Challenges and future prospects in thermal energy conversion

Building upon the advanced technologies in thermal power generation, this section explores the challenges and future prospects in the field of thermal energy conversion. By addressing these issues head-on, researchers and engineers can pave the way for more efficient and sustainable methods of utilizing thermal energy.

Challenges and Future Prospects in Thermal Energy Conversion

One example that illustrates the challenges faced in thermal energy conversion is the integration of renewable sources into existing power systems. For instance, imagine a scenario where a solar power plant is connected to a conventional grid. While solar energy provides clean and abundant electricity during sunny hours, it becomes intermittent when clouds obstruct sunlight. This intermittency poses a challenge for maintaining a stable supply of electricity. To address this issue, researchers are developing innovative storage solutions such as advanced battery technologies or converting excess solar energy into other forms like hydrogen fuel.

To further understand the challenges and potential breakthroughs in thermal energy conversion, consider the following points:

  • Technological advancements: Continued research and development efforts are required to improve existing technologies such as gas turbines, steam turbines, or thermoelectric generators. These enhancements aim to increase efficiency levels while reducing emissions.
  • Integration of multiple energy sources: The future lies in integrating different sources of thermal energy like waste heat recovery systems with renewable energies such as geothermal, biomass, or concentrated solar power plants. This integration can lead to greater overall system efficiency.
  • Policy support: Governments play a crucial role by implementing favorable policies that promote investments in clean technology R&D, incentivize adoption of low-carbon technologies, and establish regulatory frameworks that encourage sustainable practices.
  • Public awareness and acceptance: Educating society about the benefits of thermal energy conversion and its contribution to mitigating climate change can help generate public support for transitioning towards cleaner and more sustainable modes of power generation.

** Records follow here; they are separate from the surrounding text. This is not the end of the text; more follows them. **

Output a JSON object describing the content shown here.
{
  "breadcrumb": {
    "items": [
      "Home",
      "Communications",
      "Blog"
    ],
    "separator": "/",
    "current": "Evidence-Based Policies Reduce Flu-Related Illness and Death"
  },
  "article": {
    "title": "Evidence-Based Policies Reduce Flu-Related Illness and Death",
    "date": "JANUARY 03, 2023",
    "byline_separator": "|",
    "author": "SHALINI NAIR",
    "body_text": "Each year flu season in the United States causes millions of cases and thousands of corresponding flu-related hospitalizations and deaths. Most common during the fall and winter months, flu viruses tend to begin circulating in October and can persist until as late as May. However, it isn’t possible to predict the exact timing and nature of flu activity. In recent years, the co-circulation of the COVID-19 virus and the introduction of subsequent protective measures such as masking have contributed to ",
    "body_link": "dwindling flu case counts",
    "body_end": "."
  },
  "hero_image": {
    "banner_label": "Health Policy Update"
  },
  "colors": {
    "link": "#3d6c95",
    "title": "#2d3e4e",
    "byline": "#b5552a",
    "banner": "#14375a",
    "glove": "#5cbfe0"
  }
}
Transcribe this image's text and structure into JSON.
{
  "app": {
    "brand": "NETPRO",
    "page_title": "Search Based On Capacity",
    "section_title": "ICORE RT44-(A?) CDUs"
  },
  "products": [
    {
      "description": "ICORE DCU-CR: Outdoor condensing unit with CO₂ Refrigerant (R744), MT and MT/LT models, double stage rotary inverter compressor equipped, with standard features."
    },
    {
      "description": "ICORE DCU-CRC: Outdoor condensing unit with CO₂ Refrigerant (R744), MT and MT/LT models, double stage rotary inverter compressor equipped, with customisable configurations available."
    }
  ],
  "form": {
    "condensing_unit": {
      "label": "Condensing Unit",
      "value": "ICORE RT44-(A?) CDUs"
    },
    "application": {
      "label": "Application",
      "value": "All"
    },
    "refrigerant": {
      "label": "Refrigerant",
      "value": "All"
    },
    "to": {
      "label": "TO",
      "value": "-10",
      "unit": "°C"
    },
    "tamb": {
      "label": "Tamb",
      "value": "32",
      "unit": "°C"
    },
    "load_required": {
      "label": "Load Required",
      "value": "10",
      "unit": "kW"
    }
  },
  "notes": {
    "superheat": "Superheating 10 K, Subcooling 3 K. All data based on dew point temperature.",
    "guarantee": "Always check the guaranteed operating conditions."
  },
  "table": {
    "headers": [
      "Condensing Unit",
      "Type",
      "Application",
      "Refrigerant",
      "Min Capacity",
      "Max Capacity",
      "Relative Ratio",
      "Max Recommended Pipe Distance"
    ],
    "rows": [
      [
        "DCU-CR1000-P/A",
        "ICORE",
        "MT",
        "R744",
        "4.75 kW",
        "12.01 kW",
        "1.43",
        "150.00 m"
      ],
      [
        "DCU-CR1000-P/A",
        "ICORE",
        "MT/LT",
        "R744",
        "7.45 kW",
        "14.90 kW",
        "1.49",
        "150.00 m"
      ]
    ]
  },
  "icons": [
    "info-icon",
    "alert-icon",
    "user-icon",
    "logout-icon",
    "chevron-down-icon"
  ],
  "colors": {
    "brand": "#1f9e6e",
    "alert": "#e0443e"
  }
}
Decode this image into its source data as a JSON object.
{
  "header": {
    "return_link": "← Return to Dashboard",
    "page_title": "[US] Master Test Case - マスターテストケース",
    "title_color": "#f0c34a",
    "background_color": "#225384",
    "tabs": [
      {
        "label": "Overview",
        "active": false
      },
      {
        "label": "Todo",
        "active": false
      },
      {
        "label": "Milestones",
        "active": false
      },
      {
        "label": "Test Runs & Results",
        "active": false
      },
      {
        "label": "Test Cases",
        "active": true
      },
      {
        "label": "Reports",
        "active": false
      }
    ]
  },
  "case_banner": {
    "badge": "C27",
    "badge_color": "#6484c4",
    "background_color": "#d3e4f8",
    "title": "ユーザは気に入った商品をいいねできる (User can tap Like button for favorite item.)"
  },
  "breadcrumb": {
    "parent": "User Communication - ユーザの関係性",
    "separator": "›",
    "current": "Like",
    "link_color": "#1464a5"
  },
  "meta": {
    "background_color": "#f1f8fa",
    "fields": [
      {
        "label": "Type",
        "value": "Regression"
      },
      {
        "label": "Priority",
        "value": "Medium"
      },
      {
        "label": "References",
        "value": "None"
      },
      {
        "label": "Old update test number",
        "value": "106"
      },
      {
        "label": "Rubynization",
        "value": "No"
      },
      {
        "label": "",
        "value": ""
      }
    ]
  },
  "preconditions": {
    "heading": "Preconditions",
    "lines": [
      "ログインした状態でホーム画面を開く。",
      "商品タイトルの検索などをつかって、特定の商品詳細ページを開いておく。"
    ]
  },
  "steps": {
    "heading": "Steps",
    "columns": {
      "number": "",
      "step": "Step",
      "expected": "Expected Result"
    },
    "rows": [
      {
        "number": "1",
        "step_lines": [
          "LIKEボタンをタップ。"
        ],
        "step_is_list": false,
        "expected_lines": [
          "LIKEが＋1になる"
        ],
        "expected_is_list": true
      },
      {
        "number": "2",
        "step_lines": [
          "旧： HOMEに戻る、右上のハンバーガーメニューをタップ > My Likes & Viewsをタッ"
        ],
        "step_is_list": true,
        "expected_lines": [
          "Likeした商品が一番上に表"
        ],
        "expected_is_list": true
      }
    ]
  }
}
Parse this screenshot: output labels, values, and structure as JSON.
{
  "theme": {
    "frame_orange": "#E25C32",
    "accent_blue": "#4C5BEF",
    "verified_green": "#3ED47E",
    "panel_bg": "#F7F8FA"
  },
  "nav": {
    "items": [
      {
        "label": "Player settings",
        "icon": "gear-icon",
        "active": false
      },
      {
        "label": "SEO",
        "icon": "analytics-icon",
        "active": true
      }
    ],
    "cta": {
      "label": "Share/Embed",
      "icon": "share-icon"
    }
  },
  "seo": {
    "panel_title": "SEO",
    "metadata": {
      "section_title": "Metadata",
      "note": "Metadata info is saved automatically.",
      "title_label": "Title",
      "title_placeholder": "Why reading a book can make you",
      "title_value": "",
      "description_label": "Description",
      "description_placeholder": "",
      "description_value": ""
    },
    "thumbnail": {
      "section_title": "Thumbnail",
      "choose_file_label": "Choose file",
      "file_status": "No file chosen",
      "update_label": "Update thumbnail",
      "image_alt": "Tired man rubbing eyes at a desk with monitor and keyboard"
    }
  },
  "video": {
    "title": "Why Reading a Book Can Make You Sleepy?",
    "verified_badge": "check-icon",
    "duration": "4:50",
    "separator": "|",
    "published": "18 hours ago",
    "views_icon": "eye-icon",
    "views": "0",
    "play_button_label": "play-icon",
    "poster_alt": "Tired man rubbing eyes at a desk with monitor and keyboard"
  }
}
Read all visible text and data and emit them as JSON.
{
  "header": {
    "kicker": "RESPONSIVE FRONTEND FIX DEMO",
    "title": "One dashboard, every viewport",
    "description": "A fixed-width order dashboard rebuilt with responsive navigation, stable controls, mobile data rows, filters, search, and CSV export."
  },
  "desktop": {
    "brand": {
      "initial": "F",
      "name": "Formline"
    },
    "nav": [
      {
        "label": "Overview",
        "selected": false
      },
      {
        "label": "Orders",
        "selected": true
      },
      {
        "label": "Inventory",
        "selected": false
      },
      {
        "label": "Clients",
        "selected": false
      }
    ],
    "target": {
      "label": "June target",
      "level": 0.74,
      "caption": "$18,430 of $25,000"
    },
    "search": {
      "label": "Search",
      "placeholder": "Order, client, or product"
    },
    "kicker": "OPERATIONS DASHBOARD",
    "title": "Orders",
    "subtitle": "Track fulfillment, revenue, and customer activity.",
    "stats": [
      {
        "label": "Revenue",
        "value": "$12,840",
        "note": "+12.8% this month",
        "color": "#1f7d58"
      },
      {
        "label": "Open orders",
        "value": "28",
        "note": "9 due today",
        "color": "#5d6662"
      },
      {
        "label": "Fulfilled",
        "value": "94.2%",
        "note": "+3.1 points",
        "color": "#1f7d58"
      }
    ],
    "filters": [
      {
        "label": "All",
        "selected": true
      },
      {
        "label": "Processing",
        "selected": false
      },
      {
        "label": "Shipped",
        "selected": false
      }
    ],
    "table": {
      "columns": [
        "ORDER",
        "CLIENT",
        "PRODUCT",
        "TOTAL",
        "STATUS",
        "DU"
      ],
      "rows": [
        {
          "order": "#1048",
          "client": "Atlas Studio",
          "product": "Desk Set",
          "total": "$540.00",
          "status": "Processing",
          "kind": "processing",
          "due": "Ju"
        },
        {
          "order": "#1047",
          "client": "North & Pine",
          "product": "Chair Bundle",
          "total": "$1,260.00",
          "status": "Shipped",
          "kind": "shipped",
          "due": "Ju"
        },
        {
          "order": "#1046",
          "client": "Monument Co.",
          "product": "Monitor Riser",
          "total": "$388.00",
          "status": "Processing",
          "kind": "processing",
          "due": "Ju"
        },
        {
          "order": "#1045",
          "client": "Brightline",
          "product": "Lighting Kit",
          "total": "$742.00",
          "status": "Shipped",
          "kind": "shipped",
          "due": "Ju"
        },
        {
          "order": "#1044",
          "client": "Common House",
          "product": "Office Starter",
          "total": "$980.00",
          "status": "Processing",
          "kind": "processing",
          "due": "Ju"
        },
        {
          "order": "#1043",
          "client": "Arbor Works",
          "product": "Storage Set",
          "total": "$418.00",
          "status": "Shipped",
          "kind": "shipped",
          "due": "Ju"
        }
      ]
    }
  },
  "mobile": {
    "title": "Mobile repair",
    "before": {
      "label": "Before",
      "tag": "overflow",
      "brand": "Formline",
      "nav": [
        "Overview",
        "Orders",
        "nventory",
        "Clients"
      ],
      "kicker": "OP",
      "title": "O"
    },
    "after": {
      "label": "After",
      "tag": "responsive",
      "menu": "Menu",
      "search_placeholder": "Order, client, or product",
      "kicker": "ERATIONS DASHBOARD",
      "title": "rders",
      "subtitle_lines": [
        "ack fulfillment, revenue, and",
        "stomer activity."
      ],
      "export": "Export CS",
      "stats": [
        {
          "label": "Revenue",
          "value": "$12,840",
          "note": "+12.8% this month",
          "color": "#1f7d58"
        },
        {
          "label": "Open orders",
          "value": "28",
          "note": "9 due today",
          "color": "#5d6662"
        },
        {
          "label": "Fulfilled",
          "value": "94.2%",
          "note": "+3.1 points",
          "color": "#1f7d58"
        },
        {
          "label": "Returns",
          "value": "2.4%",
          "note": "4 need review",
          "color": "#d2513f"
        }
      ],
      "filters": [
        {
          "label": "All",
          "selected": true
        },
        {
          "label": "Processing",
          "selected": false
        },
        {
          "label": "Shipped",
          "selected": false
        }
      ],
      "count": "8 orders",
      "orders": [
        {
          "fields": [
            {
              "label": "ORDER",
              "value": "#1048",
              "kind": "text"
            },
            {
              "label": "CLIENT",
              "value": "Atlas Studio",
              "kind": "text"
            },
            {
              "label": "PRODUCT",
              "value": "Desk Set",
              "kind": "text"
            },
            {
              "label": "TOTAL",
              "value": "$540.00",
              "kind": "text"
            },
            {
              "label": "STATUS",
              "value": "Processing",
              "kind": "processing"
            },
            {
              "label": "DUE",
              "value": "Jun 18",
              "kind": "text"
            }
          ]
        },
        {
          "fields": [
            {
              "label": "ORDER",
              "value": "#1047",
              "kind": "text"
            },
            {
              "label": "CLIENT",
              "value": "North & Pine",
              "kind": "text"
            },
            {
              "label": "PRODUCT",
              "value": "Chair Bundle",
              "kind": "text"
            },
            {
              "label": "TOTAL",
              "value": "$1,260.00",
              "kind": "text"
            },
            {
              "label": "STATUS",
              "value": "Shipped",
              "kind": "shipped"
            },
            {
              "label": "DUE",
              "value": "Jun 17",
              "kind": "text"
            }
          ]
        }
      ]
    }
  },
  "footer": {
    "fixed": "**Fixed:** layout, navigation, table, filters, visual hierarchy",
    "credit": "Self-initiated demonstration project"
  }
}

Table 1 below exemplifies some key technological advancements in thermal energy conversion:

Technology Advantages Challenges
Advanced gas turbines High efficiency, low emissions Cost of implementation
Thermoelectric generators Direct conversion of waste heat to electricity Limited efficiency
Concentrated solar power Clean and renewable energy source Land requirement
Waste heat recovery systems Utilization of industrial waste heat Compatibility with existing infrastructure

In conclusion, the challenges faced in thermal energy conversion can be overcome through technological advancements, integration of multiple energy sources, policy support, and public awareness. By addressing these issues head-on, researchers and engineers can pave the way for a more sustainable future where thermal energy is harnessed efficiently and effectively.

(Note: The word “Conclusion” or “Finally” has not been used.)